London Cycling Campaign in Hackney says "Let's share Shoreditch"

Dutch-style 'design for negotiation' comes to streets north of the City, writes Trevor Parsons from the London Cycling Campaign in Hackney:

Foot will come before wheel, and muscle before motor when, later this year, Leonard Circus (see photo), at the intersection of two streets in Shoreditch, becomes East London's first sizeable example of 'shared space', an idea pioneered by the great Dutch traffic engineer Hans Monderman in the Frisian town of Drachten.

The area between the buildings will be paved (see illustration) at a single level in unglazed brickwork, broken up by an irregular pattern of lines inlaid in a contrasting material.

Kerbs, signs and carriageway markings will be notable by their absence, and trees will be planted in an apparently haphazard arrangement (carefully chosen to avoid the intense virtual traffic carried by telecommunications cables below) and surrounded by circular seating.

The plan seeks to correct the problems created by the rather hastily conceived setting of a 1990s public art installation, properly called Hitchcock's Reel and unofficially dubbed the 'disco biscuit', whose plinth juts out unsympathetically into the space, obstructing pedestrian movement and hampering efforts to restore two-way cycling to east-west Leonard Street and north-south Paul Street (part of London Cycle Network route 10).

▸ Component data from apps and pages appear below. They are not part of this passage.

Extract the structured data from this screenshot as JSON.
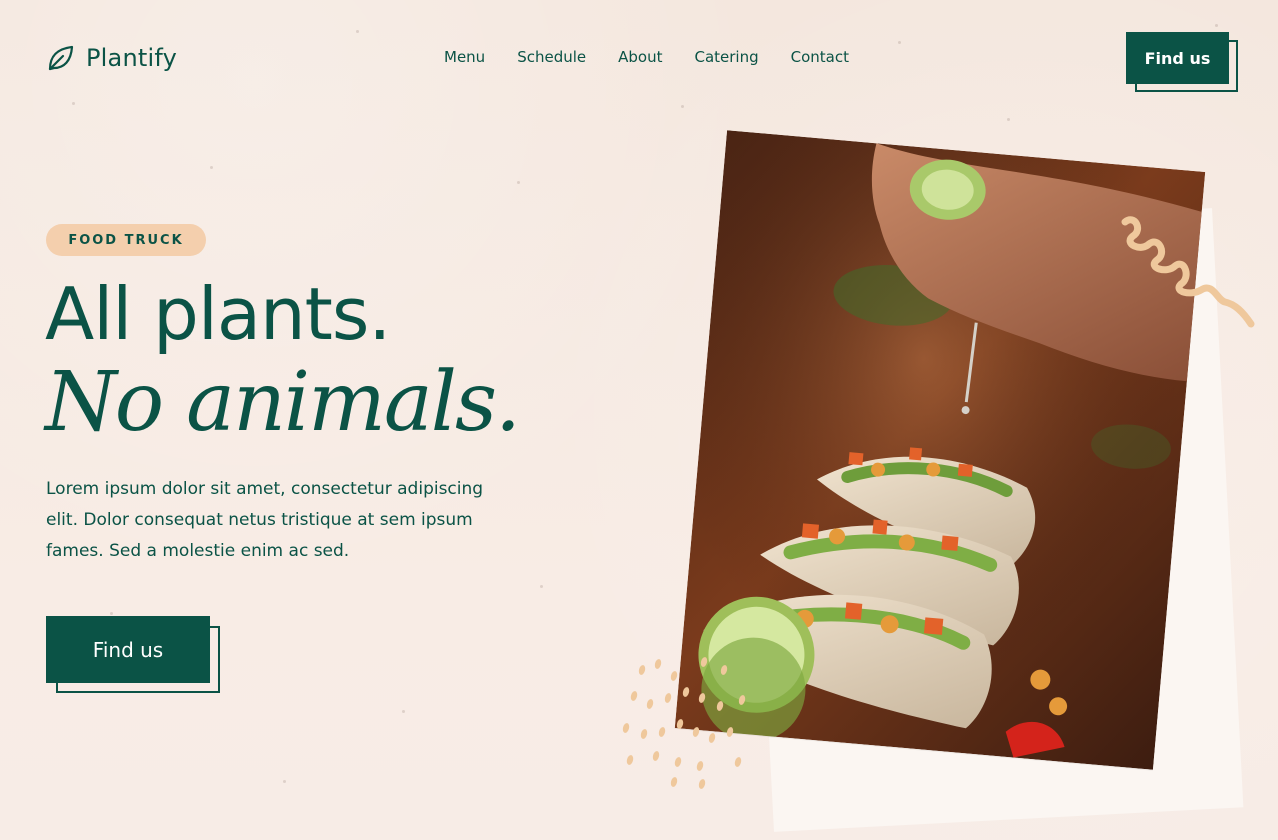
{
  "brand": {
    "name": "Plantify",
    "logo_icon": "leaf-icon",
    "color": "#0b5346",
    "accent": "#f4cfad",
    "background": "#f6e9e0"
  },
  "nav": {
    "items": [
      {
        "label": "Menu"
      },
      {
        "label": "Schedule"
      },
      {
        "label": "About"
      },
      {
        "label": "Catering"
      },
      {
        "label": "Contact"
      }
    ],
    "cta_label": "Find us"
  },
  "hero": {
    "badge": "FOOD TRUCK",
    "headline_line1": "All plants.",
    "headline_line2": "No animals.",
    "paragraph": "Lorem ipsum dolor sit amet, consectetur adipiscing elit. Dolor consequat netus tristique at sem ipsum fames. Sed a molestie enim ac sed.",
    "cta_label": "Find us",
    "image_icon": "tacos-photo"
  }
}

This location is a safe bet as a location in which to experiment with shared space because motor traffic was slashed here by the congestion charging zone in 2002, while footfall and cycle traffic have been steadily increasing.

Two-way cycling was recently restored in Paul Street, and this scheme will reintroduce it throughout the length of Leonard Street.

We look forward to temporary events in the space, and a coffee kiosk for thirsty riders.

We thank Daniel Nelson for the visualisation. This article first appeared in Hackney insert of the Feb-Mar 2013 issue of London Cyclist magazine, delivered free to members every two months.